It had some clumsy details, too, but because McLaren Automotive thinks, in some ways, like its Formula 1 division, it responds very quickly, and things have been getting better and better since.

The 12C soon followed the MP4-12C – faster turbo response, more power – and early MP4-12C customers received free upgrades to the 12C’s spec.

A convertible came next – barely heavier or less rigid than the coupé – then a second model series with the astonishing P1 hypercar, and then the 650S to sit above the 12C.

The 650S was meant to add a little more focus but, well, everybody just wanted a 650S and not a 12C, so McLaren reacted, again, and the 12C was dropped, again with existing owners getting some 650S juiciness plugged back in.

What came instead was a car to sit above the 650S, the limited-run 675LT, which feels more like a P1 than 650S in terms of speed.

It’s an extraordinary number of models to preside over in just five years, and each one is a little more compelling than the last.

And that brings us, more or less, to the 570S and McLaren model line number three: the Sports Series, sitting under the Super Series (650S, 675LT) and Ultimate Series (previously P1, now dormant).
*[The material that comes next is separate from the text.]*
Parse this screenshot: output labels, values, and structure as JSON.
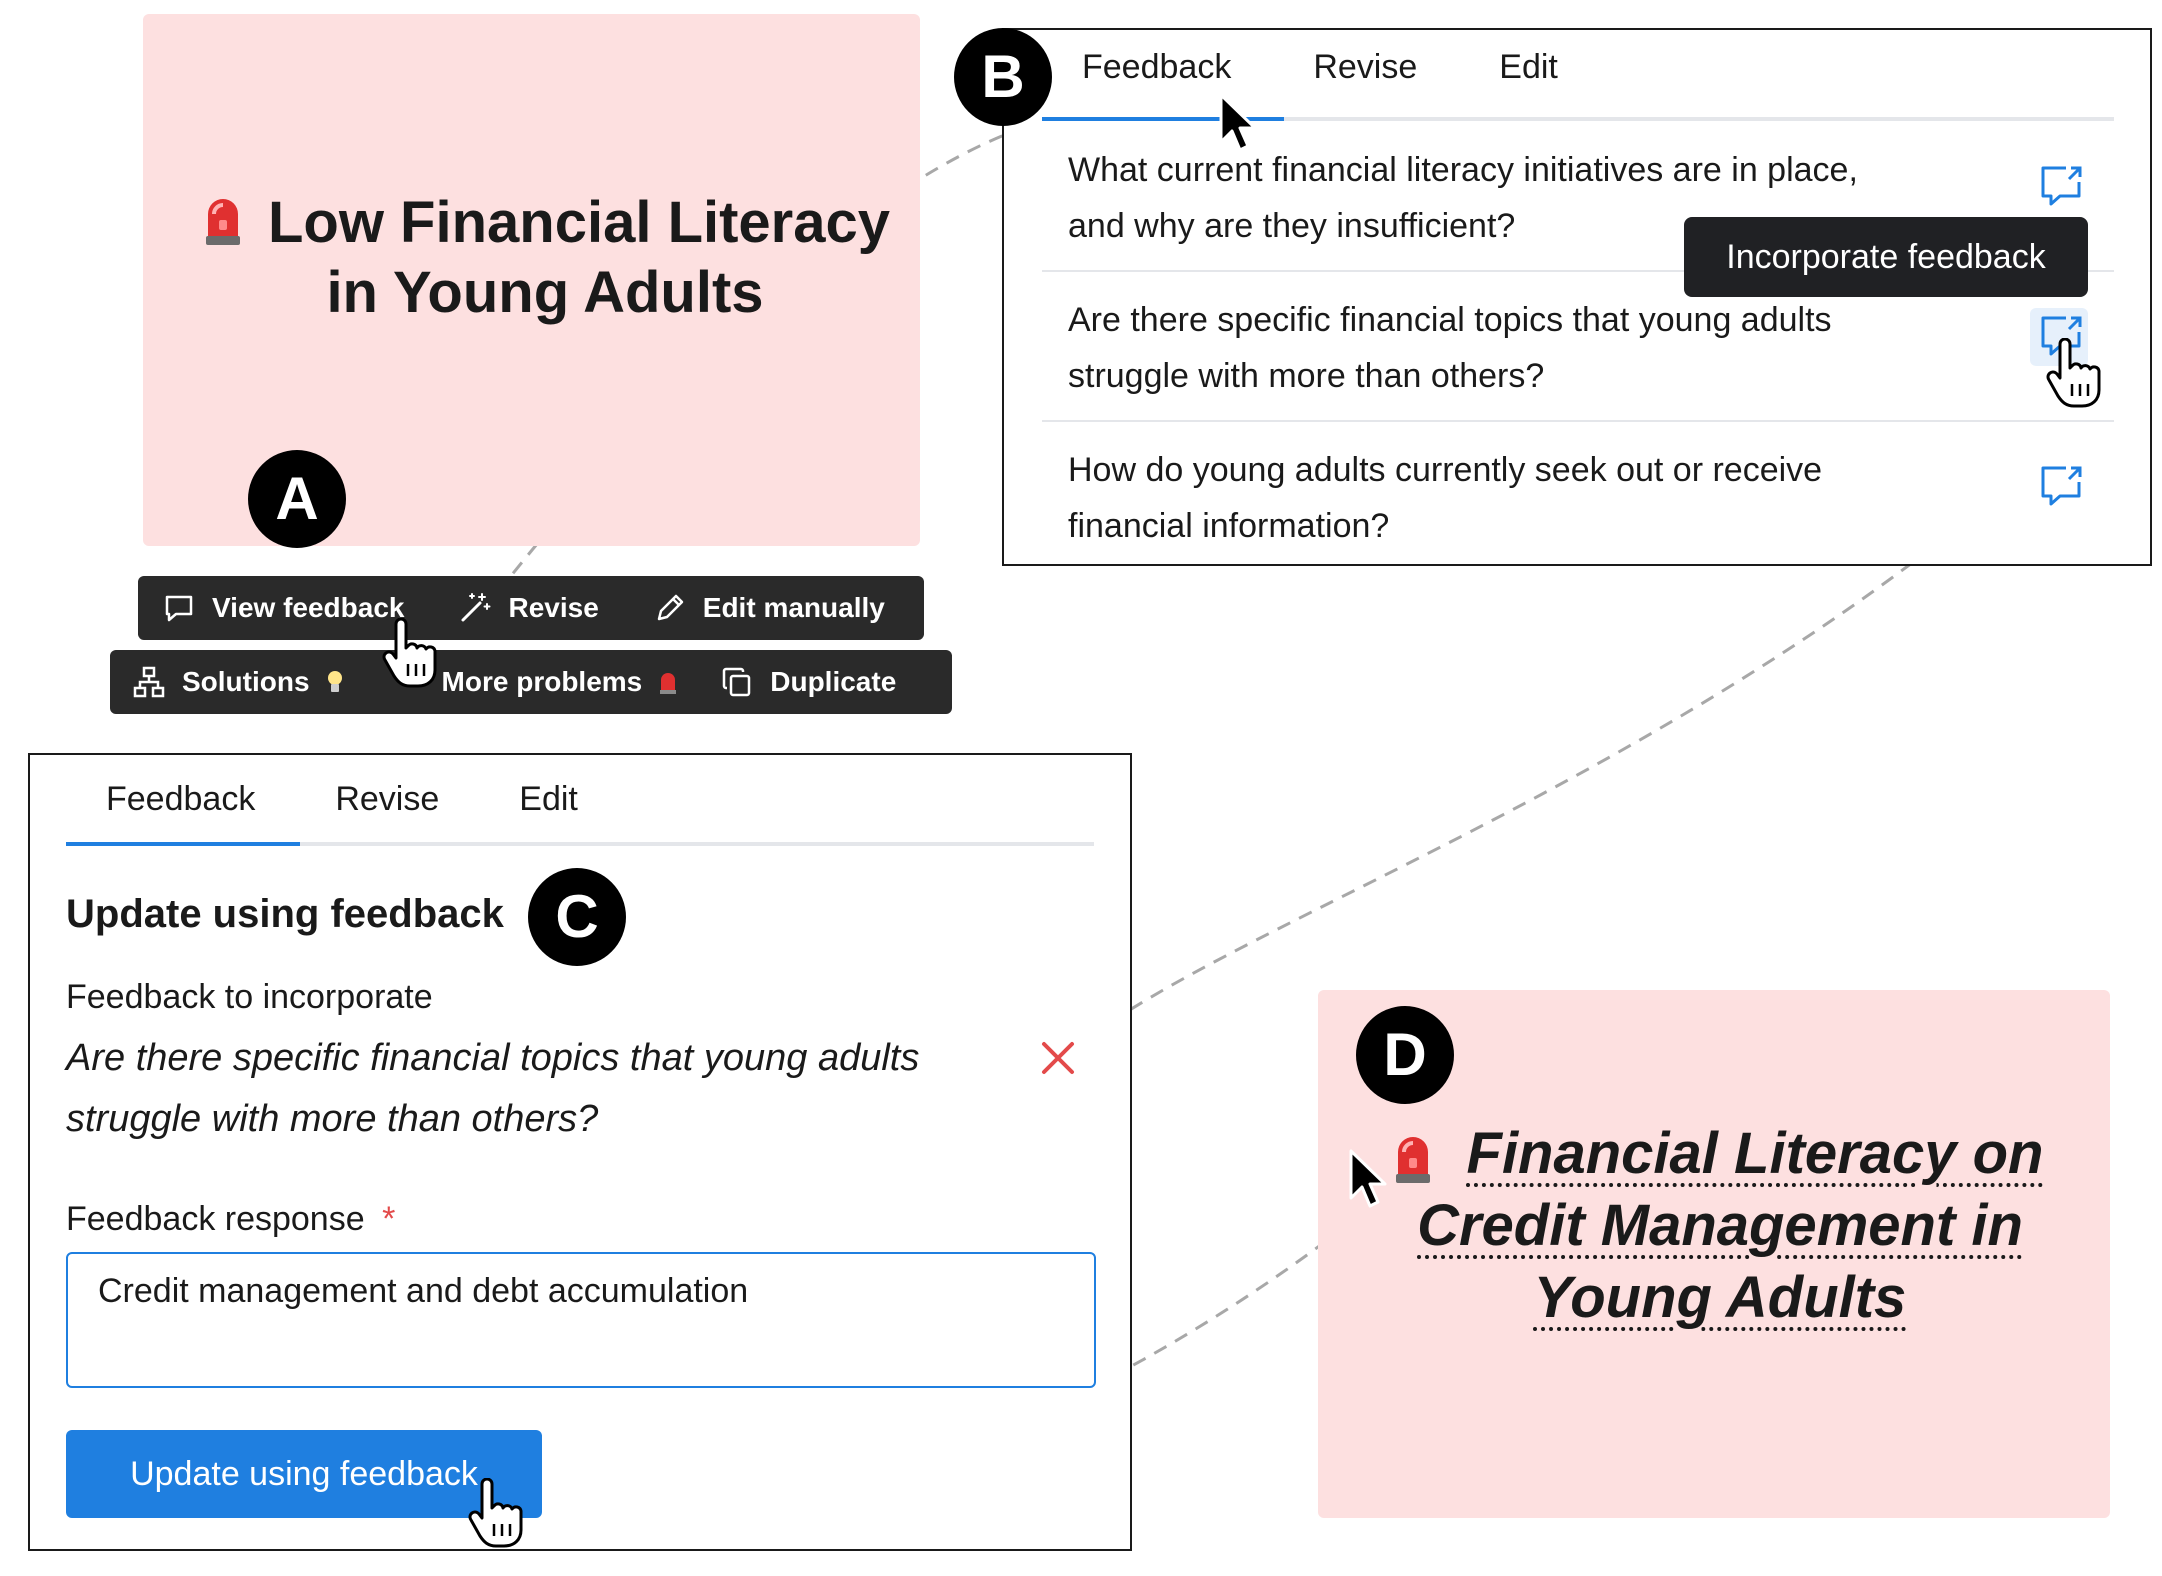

It’s an entry-level McLaren. Which means it’s an entry-level car with 562bhp, so when McLaren uses the term ‘sports’ rather than ‘super’, we’re talking degrees here. Rivals include the Porsche 911 Turbo and Audi R8, so there’s very little that’s un-super about the potential of the 570S.

The question is, though, does the 570S do what McLarens have conditioned us to expect of them over their first half a decade in production: improve?

Save money on your car insurance

Compare quotesCompare insurance quotes

First drives

Find an Autocar car review

Driven this week

  • Hyundai Nexo FCEV
    This is the new Hyundai Nexo FCEV
    First Drive
    20 February 2018
    The new Nexo SUV is a showcase for both hydrogen power and autonomous tech. Does that make it an appealing purchase?
  • Vauxhall Insignia GSi Sports Tourer
    This is the Vauxhall Insignia GSi Sports Tourer
    First Drive
    19 February 2018
    The Insignia GSi is Vauxhall's new performance flagship. Can this diesel estate version offer both pace and practicality?
  • Honda Civic Type R
    First Drive
    19 February 2018
    It’s a warm welcome to this steaming hot hatch. But is it too fiery for Britain’s roads?
  • Aston Martin DB11 Volante
    The DB11 Volante chassis' torsional rigidity is 22kN/deg, down from 34kN/deg on the coupe – but substantially more than the 14.7kN/deg of the DB9 Volante
    First Drive
    19 February 2018
    The DB11 Volante is the first convertible variant of Aston Martin's new model generation. How does it compare to the likes of the new Ferrari Portofino?
  • BMW 6 Series Gran Turismo front
    The new BMW 6 Series Gran Turismo
    First Drive
    16 February 2018
    The top-of-the-line 6 Series Gran Turismo has arrived in the UK, but does a more potent engine increase its unusual appeal?